Now more than a dozen of them may be uprooted.

"I think it caught a lot of people off guard," he said. "And so when you catch people off-guard and there's change, and they didn't have all the facts and the communication it started a lot of fear."

But unlike many who've shared their opposition on the stadium, Abbott said he's not going to stand in the way.

In fact, he invites the stadium, seeing it as a crucial part of that strengthened city core.

"A lot of people that are very supportive have remained quiet or sat on the sidelines even though they believe in it," he said. “I think there’s a lot of people that do know the Crossroads, but I think that this brings a whole new tourist, or a whole new person that knows nothing about the Crossroads, that comes down to a Royals game and then gets to explore the Crossroads and find businesses that they’ve never tried before. And I think that’s a special opportunity for the Crossroads and for the Kansas City community.”

Abbott does stand to make money if the Royals raze his properties, but he says that compared to the rest of his much larger property portfolio, it wouldn't be a huge financial difference-maker for him.

He says his ultimate goal is the health and development of the larger area.

"My long-term plan is how to bring people back to the urban core and how to make community happen," Abbott said.

He also brought up a comparison to other downtown ballparks.

"There's an energy. People are walking up and down the streets. There's a liveliness to it," he said. "You're not just going to the game, parking and then leaving afterwards. You're going to the game, you're getting there early, you're having a drink, you're going out to grab a bite to eat. You’re walking around, you’re exploring our community.”

He says he's offering relocation to new Crossroads developments of his for his tenants that may have to move locations.

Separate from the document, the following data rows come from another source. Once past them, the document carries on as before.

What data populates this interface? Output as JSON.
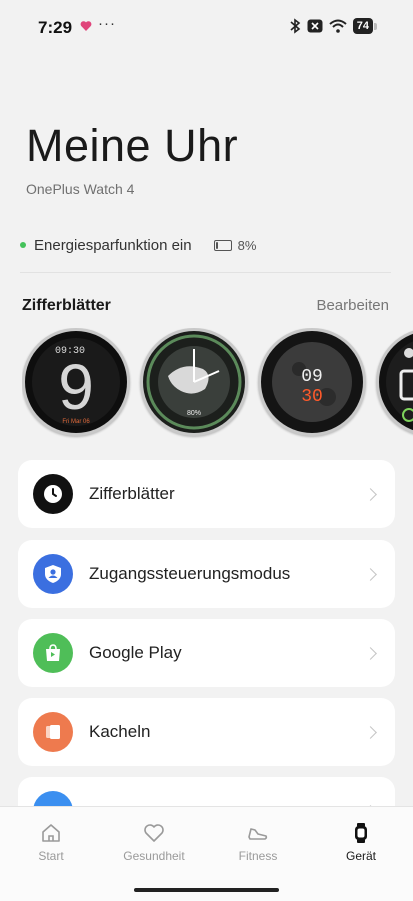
{
  "status_bar": {
    "time": "7:29",
    "dots": "···",
    "battery": "74",
    "icons": [
      "heart-icon",
      "bluetooth-icon",
      "x-box-icon",
      "wifi-icon",
      "battery-icon"
    ]
  },
  "header": {
    "title": "Meine Uhr",
    "subtitle": "OnePlus Watch 4"
  },
  "energy": {
    "label": "Energiesparfunktion ein",
    "battery_percent": "8%",
    "dot_color": "#44c25a"
  },
  "watch_faces": {
    "title": "Zifferblätter",
    "edit_label": "Bearbeiten",
    "faces": [
      {
        "name": "face-digital-9",
        "time_text": "09:30",
        "numeral": "9",
        "footer": "Fri Mar 06"
      },
      {
        "name": "face-globe",
        "center_value": "80%"
      },
      {
        "name": "face-moon",
        "hour": "09",
        "minute": "30",
        "minute_color": "#ff5a2b"
      },
      {
        "name": "face-partial"
      }
    ]
  },
  "menu": [
    {
      "label": "Zifferblätter",
      "icon": "clock-icon",
      "color": "#111111"
    },
    {
      "label": "Zugangssteuerungsmodus",
      "icon": "person-shield-icon",
      "color": "#3b6fe0"
    },
    {
      "label": "Google Play",
      "icon": "shopping-bag-icon",
      "color": "#4fbe58"
    },
    {
      "label": "Kacheln",
      "icon": "tiles-icon",
      "color": "#ee7a4e"
    },
    {
      "label": "",
      "icon": "partial-icon",
      "color": "#3b8ff0"
    }
  ],
  "bottom_nav": [
    {
      "label": "Start",
      "icon": "home-icon",
      "active": false
    },
    {
      "label": "Gesundheit",
      "icon": "heart-outline-icon",
      "active": false
    },
    {
      "label": "Fitness",
      "icon": "shoe-icon",
      "active": false
    },
    {
      "label": "Gerät",
      "icon": "watch-icon",
      "active": true
    }
  ]
}
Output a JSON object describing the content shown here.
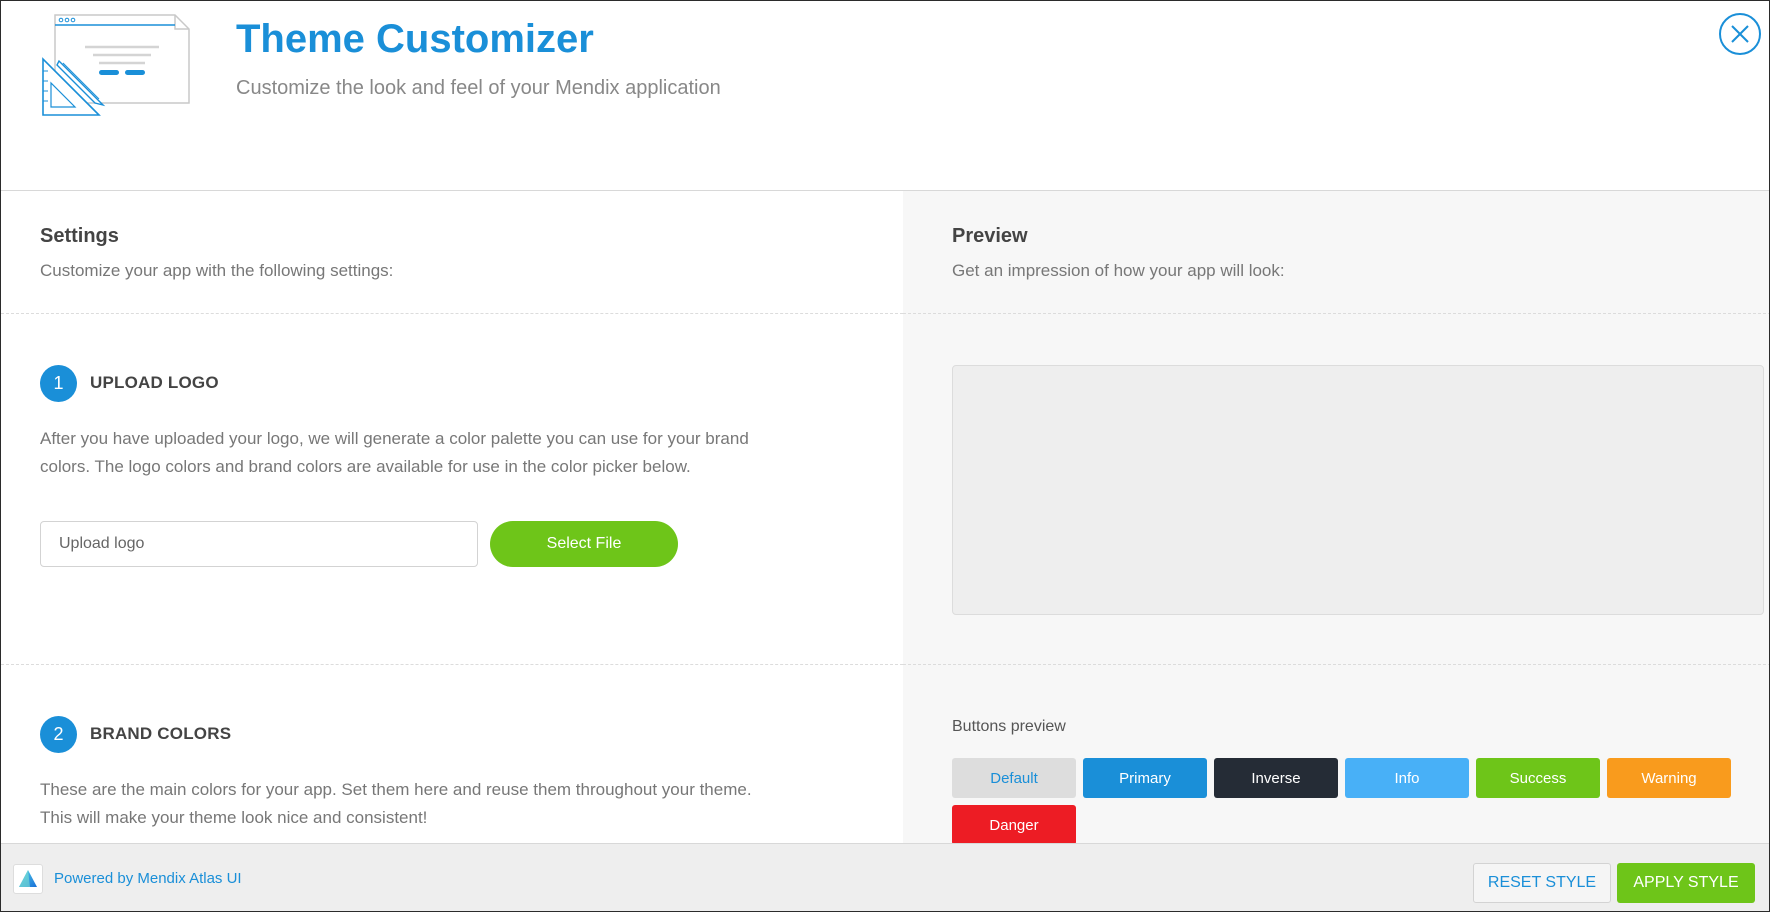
{
  "header": {
    "title": "Theme Customizer",
    "subtitle": "Customize the look and feel of your Mendix application",
    "illustration_icon": "browser-window-ruler-pencil-icon",
    "close_icon": "close-icon"
  },
  "settings": {
    "title": "Settings",
    "subtitle": "Customize your app with the following settings:",
    "steps": [
      {
        "number": "1",
        "title": "UPLOAD LOGO",
        "text": "After you have uploaded your logo, we will generate a color palette you can use for your brand colors. The logo colors and brand colors are available for use in the color picker below."
      },
      {
        "number": "2",
        "title": "BRAND COLORS",
        "text": "These are the main colors for your app. Set them here and reuse them throughout your theme. This will make your theme look nice and consistent!"
      }
    ],
    "upload": {
      "placeholder": "Upload logo",
      "button_label": "Select File"
    }
  },
  "preview": {
    "title": "Preview",
    "subtitle": "Get an impression of how your app will look:",
    "buttons_label": "Buttons preview",
    "buttons": [
      {
        "label": "Default"
      },
      {
        "label": "Primary"
      },
      {
        "label": "Inverse"
      },
      {
        "label": "Info"
      },
      {
        "label": "Success"
      },
      {
        "label": "Warning"
      },
      {
        "label": "Danger"
      }
    ]
  },
  "footer": {
    "powered_by": "Powered by Mendix Atlas UI",
    "logo_icon": "atlas-triangle-icon",
    "reset_label": "RESET STYLE",
    "apply_label": "APPLY STYLE"
  },
  "colors": {
    "brand_primary": "#1a8fd8",
    "success": "#6ec519",
    "inverse": "#252c36",
    "info": "#48b0f7",
    "warning": "#f99b1d",
    "danger": "#ed1c24",
    "default": "#dddddd"
  }
}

As for ones that don't have to move, he expects construction, a primary complaint from opposition, may not be as disruptive as others have said.

“I actually owned properties underneath and all around the MLS stadium when it was built in St. Louis" he said. "Construction really had very minimal impact on all of our tenants in that neighborhood. I just don’t think that construction is as big of a deal as people think it is."

He says his goal, the part of his vision a stadium completes, is a thriving economic core.

"You know, I'm not trying to convince anyone whether they should vote yes or they should vote no," he said. "What I do believe is that this is our community and you should take the time to understand the facts and not just the rumors and the stories that have been spread out there."